They seem fascinated with Tibet, positive and open about it. Many have visited there. One woman with whom I became friends lived there for ten years or so, and was actually close friends with the grand-daughter of the previous Dalai Lama. Another had had a long intimate relationship with a Lama.
And of course the Dalai Lama himself is not pushing for Tibetan independence, only for more autonomy.
Tibet is a complicated question. All I can say is that I came away with a more nuanced view. I was also quite aware of a crowning irony which is that had China not invaded Tibet, I probably would not have been blessed with the teachings of the various Rinpoches who have laid the foundation in me for the kind of astrology I practice. They would all still be in Tibet.
These are my impressions of modern China, which is distinctly not the China of even ten years ago. In this explosive Uranus/Pluto age, I feel it is essential that all conscious men and women strive to be wary of polarizations and projections. Neptunian compassion is going to show us the way forward from the war-mongering potentials of the Uranus-Pluto squares. It is not hard to find politicians who seem to hold the attitude that tension, even war ,with China is somehow inevitable. It isn’t! But bridges must be built. And I know that I myself arrived in Shanghai with a lot of toxic illusions about one in every six human beings on the planet. Bottom line, Mars challenged me to be courageous enough to face my own Plutonian projections, and perhaps to face the bitter task of admitting that I have been wrong.

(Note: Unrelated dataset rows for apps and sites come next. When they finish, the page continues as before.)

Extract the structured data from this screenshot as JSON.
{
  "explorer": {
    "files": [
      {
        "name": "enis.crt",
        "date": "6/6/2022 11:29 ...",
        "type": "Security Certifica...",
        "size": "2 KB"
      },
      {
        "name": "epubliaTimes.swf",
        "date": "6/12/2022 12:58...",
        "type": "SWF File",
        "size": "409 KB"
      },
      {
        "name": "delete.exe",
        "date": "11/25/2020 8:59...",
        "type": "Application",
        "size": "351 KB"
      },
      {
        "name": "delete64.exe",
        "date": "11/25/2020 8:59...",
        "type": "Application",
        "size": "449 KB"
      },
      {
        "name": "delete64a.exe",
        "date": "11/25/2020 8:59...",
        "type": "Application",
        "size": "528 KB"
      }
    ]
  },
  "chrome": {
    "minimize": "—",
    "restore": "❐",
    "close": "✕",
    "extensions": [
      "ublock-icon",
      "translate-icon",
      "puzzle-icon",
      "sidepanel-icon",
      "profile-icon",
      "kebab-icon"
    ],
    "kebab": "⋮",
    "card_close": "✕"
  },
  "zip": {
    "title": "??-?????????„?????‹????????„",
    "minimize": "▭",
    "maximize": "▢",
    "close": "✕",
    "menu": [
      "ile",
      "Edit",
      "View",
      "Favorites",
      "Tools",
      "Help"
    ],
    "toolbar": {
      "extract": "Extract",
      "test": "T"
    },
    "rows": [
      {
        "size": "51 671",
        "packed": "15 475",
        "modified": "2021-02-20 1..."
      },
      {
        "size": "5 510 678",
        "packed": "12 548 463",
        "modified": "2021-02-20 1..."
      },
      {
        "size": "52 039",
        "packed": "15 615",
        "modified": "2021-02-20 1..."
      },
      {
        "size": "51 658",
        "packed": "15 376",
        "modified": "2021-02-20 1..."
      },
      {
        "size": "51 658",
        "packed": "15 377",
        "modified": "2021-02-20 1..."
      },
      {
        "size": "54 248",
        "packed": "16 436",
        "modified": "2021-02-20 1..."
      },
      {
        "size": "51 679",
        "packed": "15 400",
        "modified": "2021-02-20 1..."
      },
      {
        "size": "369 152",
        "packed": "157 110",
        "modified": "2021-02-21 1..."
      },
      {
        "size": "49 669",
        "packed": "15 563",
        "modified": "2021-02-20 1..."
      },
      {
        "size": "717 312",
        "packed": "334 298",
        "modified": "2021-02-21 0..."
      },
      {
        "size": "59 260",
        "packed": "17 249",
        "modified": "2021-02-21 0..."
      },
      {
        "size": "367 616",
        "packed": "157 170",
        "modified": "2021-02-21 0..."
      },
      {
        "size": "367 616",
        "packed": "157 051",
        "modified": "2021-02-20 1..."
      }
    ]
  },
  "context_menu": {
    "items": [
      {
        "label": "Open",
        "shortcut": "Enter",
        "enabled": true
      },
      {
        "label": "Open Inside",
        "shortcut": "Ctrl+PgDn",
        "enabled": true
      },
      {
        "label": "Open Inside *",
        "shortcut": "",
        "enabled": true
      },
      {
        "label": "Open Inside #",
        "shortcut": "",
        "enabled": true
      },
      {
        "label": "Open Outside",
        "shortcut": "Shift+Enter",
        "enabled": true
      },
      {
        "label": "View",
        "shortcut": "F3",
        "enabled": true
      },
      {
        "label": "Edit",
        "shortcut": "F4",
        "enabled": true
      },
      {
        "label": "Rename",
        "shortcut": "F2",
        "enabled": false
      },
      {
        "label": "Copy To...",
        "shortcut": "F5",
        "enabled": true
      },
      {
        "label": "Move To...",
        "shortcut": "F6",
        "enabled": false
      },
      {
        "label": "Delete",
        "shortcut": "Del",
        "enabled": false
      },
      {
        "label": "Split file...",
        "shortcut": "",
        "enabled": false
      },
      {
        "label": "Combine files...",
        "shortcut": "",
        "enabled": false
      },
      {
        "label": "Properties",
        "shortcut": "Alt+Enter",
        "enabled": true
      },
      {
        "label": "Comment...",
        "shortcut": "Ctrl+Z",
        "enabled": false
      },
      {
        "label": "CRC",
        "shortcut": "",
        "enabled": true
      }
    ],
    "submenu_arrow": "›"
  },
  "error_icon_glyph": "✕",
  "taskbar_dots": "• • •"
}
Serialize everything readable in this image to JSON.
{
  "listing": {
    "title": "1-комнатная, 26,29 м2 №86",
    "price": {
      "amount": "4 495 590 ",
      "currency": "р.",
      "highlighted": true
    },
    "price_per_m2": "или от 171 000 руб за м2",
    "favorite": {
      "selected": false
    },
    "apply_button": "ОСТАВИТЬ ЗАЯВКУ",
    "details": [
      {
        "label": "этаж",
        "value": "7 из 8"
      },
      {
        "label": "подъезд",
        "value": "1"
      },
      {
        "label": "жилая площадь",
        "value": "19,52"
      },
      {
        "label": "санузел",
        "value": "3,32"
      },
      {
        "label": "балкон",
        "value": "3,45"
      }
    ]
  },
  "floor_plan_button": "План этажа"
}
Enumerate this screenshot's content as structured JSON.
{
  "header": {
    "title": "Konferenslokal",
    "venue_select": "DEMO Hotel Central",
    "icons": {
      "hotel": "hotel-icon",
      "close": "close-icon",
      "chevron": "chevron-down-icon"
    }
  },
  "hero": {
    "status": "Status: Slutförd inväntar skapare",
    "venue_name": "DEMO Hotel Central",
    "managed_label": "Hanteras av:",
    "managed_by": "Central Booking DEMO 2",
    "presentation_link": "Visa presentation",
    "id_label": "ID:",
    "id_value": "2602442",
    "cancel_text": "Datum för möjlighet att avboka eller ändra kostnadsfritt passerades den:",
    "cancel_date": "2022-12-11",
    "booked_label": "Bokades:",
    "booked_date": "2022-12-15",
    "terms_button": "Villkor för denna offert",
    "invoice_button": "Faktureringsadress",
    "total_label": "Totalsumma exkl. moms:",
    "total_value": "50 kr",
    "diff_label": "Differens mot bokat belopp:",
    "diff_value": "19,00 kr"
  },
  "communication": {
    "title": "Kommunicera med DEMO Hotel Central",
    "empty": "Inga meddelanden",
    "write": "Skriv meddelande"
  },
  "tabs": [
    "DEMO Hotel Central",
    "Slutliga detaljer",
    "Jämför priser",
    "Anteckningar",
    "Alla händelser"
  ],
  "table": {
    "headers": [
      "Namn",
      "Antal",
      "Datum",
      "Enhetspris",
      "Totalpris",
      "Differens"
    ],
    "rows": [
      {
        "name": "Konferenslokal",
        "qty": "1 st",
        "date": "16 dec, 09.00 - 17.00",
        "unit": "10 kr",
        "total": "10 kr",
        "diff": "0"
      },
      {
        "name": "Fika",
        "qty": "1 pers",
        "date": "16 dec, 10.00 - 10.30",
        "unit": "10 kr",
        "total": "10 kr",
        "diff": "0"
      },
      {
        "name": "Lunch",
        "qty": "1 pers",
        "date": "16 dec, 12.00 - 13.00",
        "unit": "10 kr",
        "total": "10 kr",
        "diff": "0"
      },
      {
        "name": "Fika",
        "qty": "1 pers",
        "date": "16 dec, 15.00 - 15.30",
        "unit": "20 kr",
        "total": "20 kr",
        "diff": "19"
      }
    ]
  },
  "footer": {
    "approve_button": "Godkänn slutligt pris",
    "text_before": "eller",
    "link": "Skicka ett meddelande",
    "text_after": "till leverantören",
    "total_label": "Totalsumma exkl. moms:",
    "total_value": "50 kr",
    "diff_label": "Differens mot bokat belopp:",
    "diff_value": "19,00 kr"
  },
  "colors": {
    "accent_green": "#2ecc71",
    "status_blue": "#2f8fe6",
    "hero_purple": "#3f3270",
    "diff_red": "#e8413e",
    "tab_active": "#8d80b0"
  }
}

I am now eager for my return to China, and I feel tremendously energized by the prospect of bringing evolutionary astrology there. “The Inner Sky” comes out in Chinese in November. I am excited to have a shot at making the principles of evolutionary astrology very much the ground floor of astrological practice in a country of 1.1 billion souls – a country which will have such an impact on the human future over the next hundred years or more.
This bestselling astrology classic was the WINNER OF THE 1985 PAI AWARD (Professional Astrologers Incorporated) "for outstanding activities in furthering the goals of Astrology." One of the most popular texts for beginning the study of astrology, the book has received praise by professional astrology teachers as well as celebrities such as Sting and Robert Downey Jr.
Readers will learn an approach to astrology that is positive and affirming, and which celebrates human diversity, in the style of Evolutionary Astrology that Steven Forrest has become renown for the world over. The Inner Sky takes the reader on a journey into the astrology of freedom and choice, where we discover the interplay of celestial influence and free will, and the magic that we all can find there.